The final season of "30 Rock" premieres this Thursday, so the time for wild speculation is most definitely at hand.
The British import, which premiered in the U.S. on PBS Sunday night, transplants Downton's formula for success (British period drama with plenty of plot twists) from the English countryside in the early 1920's to a working class neighborhood in 1950's London.
"Call the Midwife" does, in its own gentle way, send the message that determined people -- many of them women -- who ignore their allegedly limited opportunities can help create and sustain a caring community.
Since Ryan Lochte is an unreliable narrator, here are the necessary talking points for each talked-about show this fall. We may have just saved your life.
But the manner of his death gave him a last shred of dignity and nobility in a world running shot of both of those things.
With its three new dramas, "Elementary," "Vegas" and "Made in Jersey," CBS goes back to the procedural well and tweaks law-and-order formats with varying degrees of success.
Neither comedy is really there yet, but "Ben and Kate" is the more promising of the two, which is weird, given that "Mindy Project" is the first solo project of "Office" writer-actor Mindy Kaling.
Really, whoever's idea it was to make Fox's Tuesday night a full-on funny one -- as well as bumping 'Glee' to Thursdays (where it totally fits in with 'The X Factor') -- definitely made the right decision.
Mindy is like the anti-Zooey Deschanel.

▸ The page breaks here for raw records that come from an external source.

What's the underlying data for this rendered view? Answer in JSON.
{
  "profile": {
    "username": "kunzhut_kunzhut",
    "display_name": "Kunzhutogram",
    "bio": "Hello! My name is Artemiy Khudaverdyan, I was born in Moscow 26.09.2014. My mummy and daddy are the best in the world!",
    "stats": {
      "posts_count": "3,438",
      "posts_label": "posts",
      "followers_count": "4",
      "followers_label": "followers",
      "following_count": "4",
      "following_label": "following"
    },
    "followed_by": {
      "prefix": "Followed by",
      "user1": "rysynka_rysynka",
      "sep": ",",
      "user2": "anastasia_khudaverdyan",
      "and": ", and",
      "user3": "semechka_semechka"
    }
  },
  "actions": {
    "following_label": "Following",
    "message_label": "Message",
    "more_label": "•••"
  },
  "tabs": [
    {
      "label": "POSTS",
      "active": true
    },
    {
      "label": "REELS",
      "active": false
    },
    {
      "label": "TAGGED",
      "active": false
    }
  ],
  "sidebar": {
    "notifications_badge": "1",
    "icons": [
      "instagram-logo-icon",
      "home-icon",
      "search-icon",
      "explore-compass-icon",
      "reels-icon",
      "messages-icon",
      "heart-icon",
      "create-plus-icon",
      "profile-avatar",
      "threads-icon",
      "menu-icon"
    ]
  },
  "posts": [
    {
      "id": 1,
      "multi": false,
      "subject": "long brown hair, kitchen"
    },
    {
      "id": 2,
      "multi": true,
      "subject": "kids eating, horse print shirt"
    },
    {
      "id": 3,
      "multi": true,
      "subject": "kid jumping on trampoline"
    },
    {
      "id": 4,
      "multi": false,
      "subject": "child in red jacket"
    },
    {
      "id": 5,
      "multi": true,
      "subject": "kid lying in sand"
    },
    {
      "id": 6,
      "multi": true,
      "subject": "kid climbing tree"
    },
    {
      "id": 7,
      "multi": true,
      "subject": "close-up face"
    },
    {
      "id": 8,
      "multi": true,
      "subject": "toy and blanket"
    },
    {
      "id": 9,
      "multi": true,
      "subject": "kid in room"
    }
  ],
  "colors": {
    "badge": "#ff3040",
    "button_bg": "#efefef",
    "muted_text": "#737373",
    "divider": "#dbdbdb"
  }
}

She's a hot mess -- and she knows it. But that doesn't stop her from trying to change.
We kicked off episode 3 in Kansas City, where the big news in the arena was that poor, delicate Simon Cowell was feeling under the weather and was skipping the auditions, presumably to roll around on a bed covered in $100 bills.
It's that time of year again: Time to break out the TV Guide and get ready for a weekly battle with your DVR. Here are the stats for the new network shows of the season calculated based on their previews and/or pilot episodes.
We Midwesterners are used to coastal types thinking we've got all the intelligence and brainpower of Hobbits.
Leave it to me to save you a half-hour here or an hour there on a handful of comedies and dramas that you're unsure of. (You're welcome.) Here are some shows that are truly worth your time -- or, at the very least, your PVR/TiVo minutes -- even though at first glance, you're thinking "meh."
Luckily, since the new season of "Glee" premiered immediately after, there was only enough time for an hour of mortifying attempts at singing from those deserving of restraining orders, which marks the first occasion I'll ever feel grateful for "Glee."
I want "Revolution" to work, despite the fact that positive experiences with dramas like this are more rare than NBC's accidental encounters with healthy ratings -- they're just too inconsistent to believe in.
As "Damages" signs off for good, I find myself thinking about what the show has done for the television landscape and I come back to one central figure: Patty Hewes.